While this does not answer the question asked (and will therefore not be accepted), I provide this response in hopes it will help others and promote worthwhile discussion.

In his book [Experimentation: An Introduction to Measurement Theory and Experiment Design](https://books.google.com/books?id=LicvAAAAIAAJ&dq=editions%3AD4pkF1UZ6JsC&q=least+squares+fit#v=onepage&q&f=false), David Baird provides a simple explanation for doing a linear least squares fit using the diffences between the measured and fit values to estimate the error of the fit parameters.  The best fit for the parameters $m$ and $b$ in $$y=mx+b$$ will is determined using his eqn. (6.3):

$$m = \frac{n\sum x_i y_i - \sum x_i \sum y_i}{n\sum(x^2_i) - (\sum x_i)^2}$$

$$b = \frac{\sum(x_i^2)\sum y_i - \sum x_i \sum x_iy_i}{n\sum(x^2_i) - (\sum x_i)^2}$$

After obtaining $m$ and $b$, a standard deviation for the fit parameters can be obtained by calculating the differences of each $y_i$ value from the fit, $\delta y_i = y_i - (m x_i +b)$.  From these differences, one calculates the standard deviation of the data from the fit line using:

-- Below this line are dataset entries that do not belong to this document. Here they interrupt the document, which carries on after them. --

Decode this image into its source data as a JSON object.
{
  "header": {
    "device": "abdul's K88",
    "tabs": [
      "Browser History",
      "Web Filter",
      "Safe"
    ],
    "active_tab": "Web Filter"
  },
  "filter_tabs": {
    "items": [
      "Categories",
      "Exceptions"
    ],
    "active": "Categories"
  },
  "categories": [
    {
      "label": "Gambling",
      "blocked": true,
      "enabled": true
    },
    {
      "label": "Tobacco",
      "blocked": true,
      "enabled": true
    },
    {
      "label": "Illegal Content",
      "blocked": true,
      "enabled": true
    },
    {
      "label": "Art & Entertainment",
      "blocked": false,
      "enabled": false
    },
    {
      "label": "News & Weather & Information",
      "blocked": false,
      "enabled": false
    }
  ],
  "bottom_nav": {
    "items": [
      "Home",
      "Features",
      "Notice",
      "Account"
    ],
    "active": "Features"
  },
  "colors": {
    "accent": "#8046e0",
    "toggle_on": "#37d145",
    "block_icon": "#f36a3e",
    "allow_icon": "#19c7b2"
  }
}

$$\sigma_y = \sqrt{\frac{\sum(\delta y_i)^2}{n-2}}$$

and then the standard deviation of the  parameters using
$$\sigma_m = \sigma_y \sqrt{\frac{n}{n\sum{x_i^2}-\left(\sum{x_i}\right)^2}}$$
and
$$\sigma_b = \sigma_y \sqrt{\frac{\sum{x_i^2}}{n\sum{x_i^2}-\left(\sum{x_i}\right)^2}}$$

To include the measurement error, $dy_i$, in the fit one would divide the initial system of equations by $dy_i$ giving $$\frac{y_i}{dy_i} = m\frac{x_i}{y_i} + b \frac{1}{dy_i}$$ then repeat Baird's derivation to get the weighted fit parameters

$$m = \frac{\sum \frac{1}{dy_i}\sum \frac{x_i y_i}{dy_i^2} - \sum \frac{x_i}{dy_i^2} \sum \frac{y_i}{dy_i}}{\sum \frac{1}{dy_i}\sum \frac{x^2_i}{dy_i^2} - \sum \frac{x_i}{dy_i}\sum \frac{x_i}{dy_i^2}}$$

$$b = \frac{\sum \frac{x_i^2}{dy_i^2}\sum \frac{y_i}{dy_i} - \sum \frac{x_i}{dy_i} \sum \frac{x_iy_i}{dy_i^2}}{\sum \frac{1}{dy_i}\sum \frac{x^2_i}{dy_i^2} - \sum \frac{x_i}{dy_i}\sum \frac{x_i}{dy_i^2}}$$

Notice that the $b\frac{1}{dy_i}$ term makes it so you cannot simply divide $x_i$ and $y_i$ by $dy_i$ (as pointed out in the comments below).

Unfortunately, this does not propagate the measurement error into an error in the fit parameters though.